Records contained in a dataset:
------------------------
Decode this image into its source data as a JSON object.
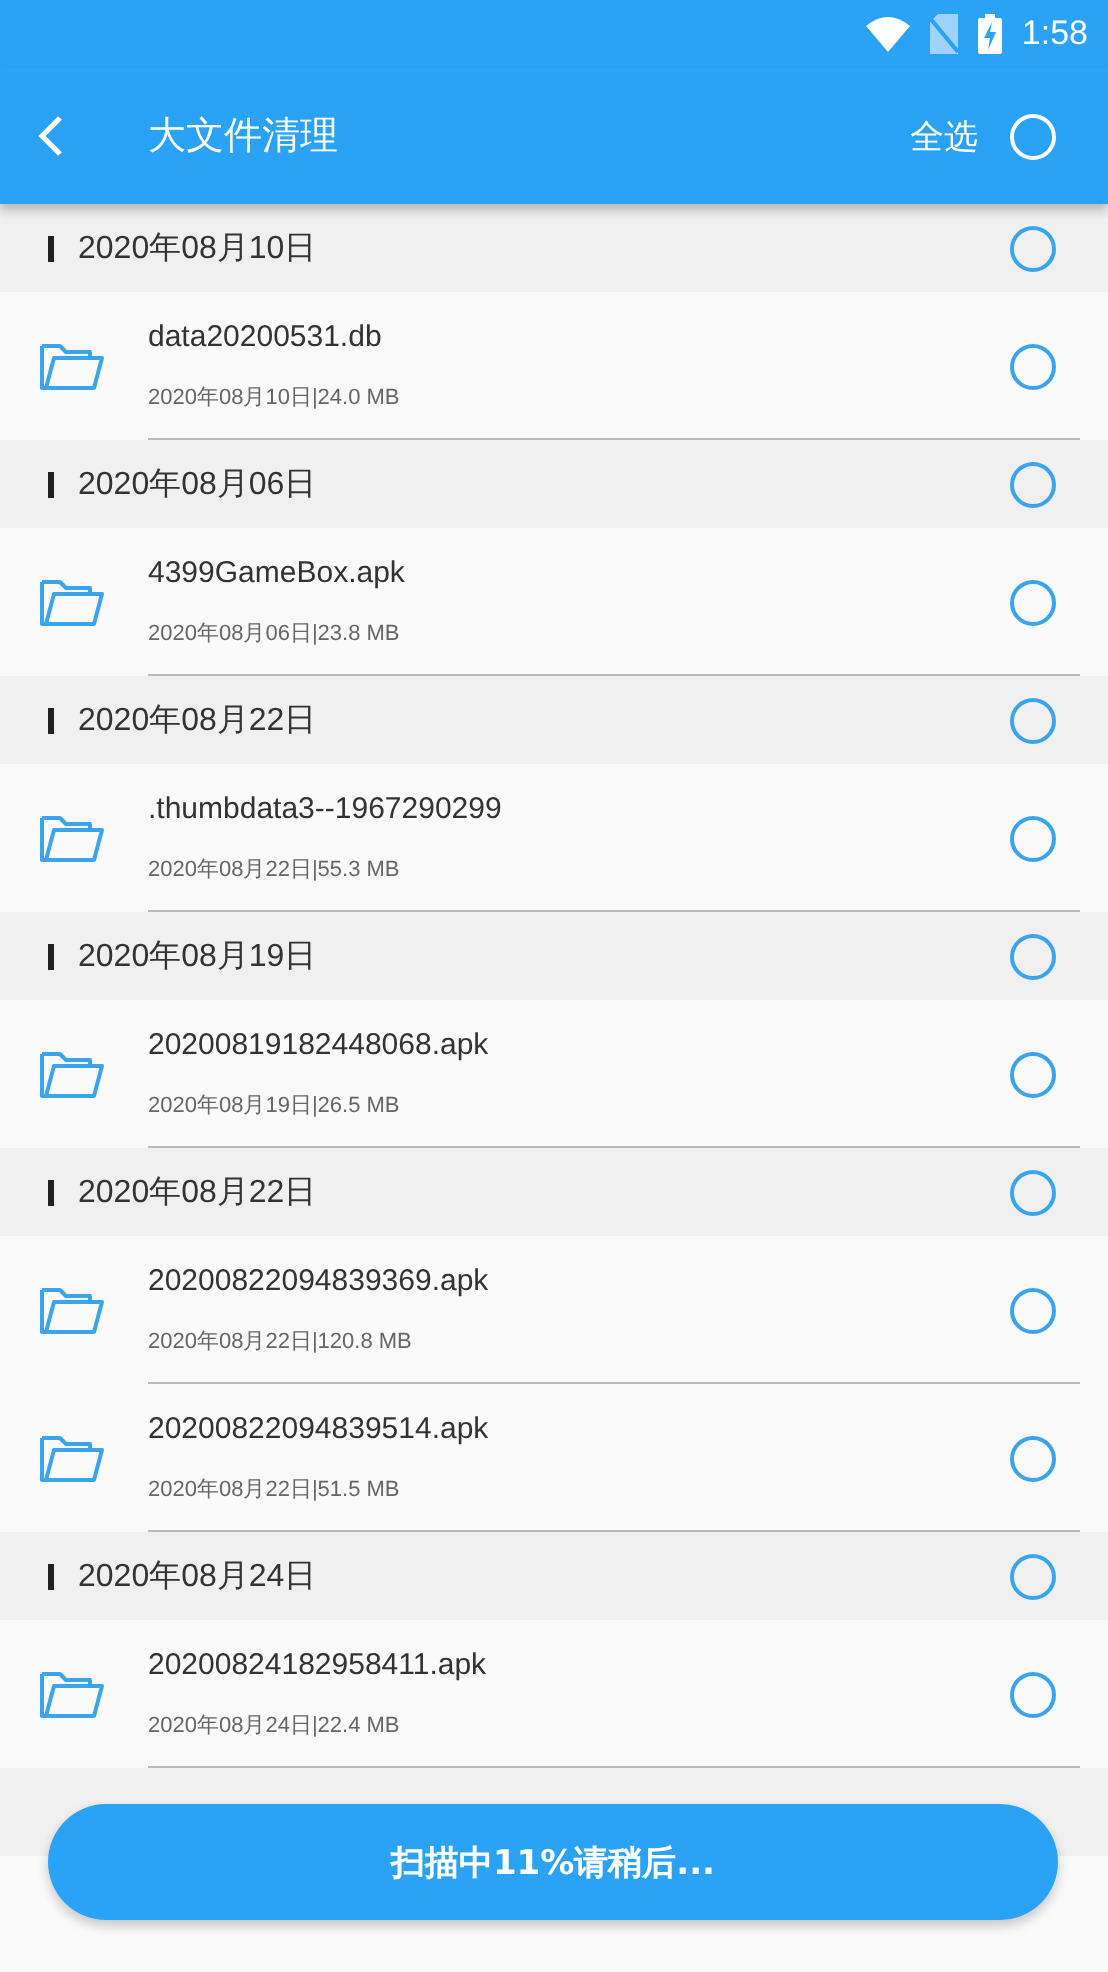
{
  "status_bar": {
    "time": "1:58"
  },
  "toolbar": {
    "title": "大文件清理",
    "select_all": {
      "label": "全选",
      "selected": false
    }
  },
  "sections": [
    {
      "date": "2020年08月10日",
      "selected": false,
      "files": [
        {
          "name": "data20200531.db",
          "meta": "2020年08月10日|24.0 MB",
          "selected": false
        }
      ]
    },
    {
      "date": "2020年08月06日",
      "selected": false,
      "files": [
        {
          "name": "4399GameBox.apk",
          "meta": "2020年08月06日|23.8 MB",
          "selected": false
        }
      ]
    },
    {
      "date": "2020年08月22日",
      "selected": false,
      "files": [
        {
          "name": ".thumbdata3--1967290299",
          "meta": "2020年08月22日|55.3 MB",
          "selected": false
        }
      ]
    },
    {
      "date": "2020年08月19日",
      "selected": false,
      "files": [
        {
          "name": "20200819182448068.apk",
          "meta": "2020年08月19日|26.5 MB",
          "selected": false
        }
      ]
    },
    {
      "date": "2020年08月22日",
      "selected": false,
      "files": [
        {
          "name": "20200822094839369.apk",
          "meta": "2020年08月22日|120.8 MB",
          "selected": false
        },
        {
          "name": "20200822094839514.apk",
          "meta": "2020年08月22日|51.5 MB",
          "selected": false
        }
      ]
    },
    {
      "date": "2020年08月24日",
      "selected": false,
      "files": [
        {
          "name": "20200824182958411.apk",
          "meta": "2020年08月24日|22.4 MB",
          "selected": false
        }
      ]
    }
  ],
  "scan_button": {
    "label": "扫描中11%请稍后..."
  }
}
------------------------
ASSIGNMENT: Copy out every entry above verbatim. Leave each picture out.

ANSWER AREA:
Decode this image into its source data as a JSON object.
{
  "status_bar": {
    "time": "1:58"
  },
  "toolbar": {
    "title": "大文件清理",
    "select_all": {
      "label": "全选",
      "selected": false
    }
  },
  "sections": [
    {
      "date": "2020年08月10日",
      "selected": false,
      "files": [
        {
          "name": "data20200531.db",
          "meta": "2020年08月10日|24.0 MB",
          "selected": false
        }
      ]
    },
    {
      "date": "2020年08月06日",
      "selected": false,
      "files": [
        {
          "name": "4399GameBox.apk",
          "meta": "2020年08月06日|23.8 MB",
          "selected": false
        }
      ]
    },
    {
      "date": "2020年08月22日",
      "selected": false,
      "files": [
        {
          "name": ".thumbdata3--1967290299",
          "meta": "2020年08月22日|55.3 MB",
          "selected": false
        }
      ]
    },
    {
      "date": "2020年08月19日",
      "selected": false,
      "files": [
        {
          "name": "20200819182448068.apk",
          "meta": "2020年08月19日|26.5 MB",
          "selected": false
        }
      ]
    },
    {
      "date": "2020年08月22日",
      "selected": false,
      "files": [
        {
          "name": "20200822094839369.apk",
          "meta": "2020年08月22日|120.8 MB",
          "selected": false
        },
        {
          "name": "20200822094839514.apk",
          "meta": "2020年08月22日|51.5 MB",
          "selected": false
        }
      ]
    },
    {
      "date": "2020年08月24日",
      "selected": false,
      "files": [
        {
          "name": "20200824182958411.apk",
          "meta": "2020年08月24日|22.4 MB",
          "selected": false
        }
      ]
    }
  ],
  "scan_button": {
    "label": "扫描中11%请稍后..."
  }
}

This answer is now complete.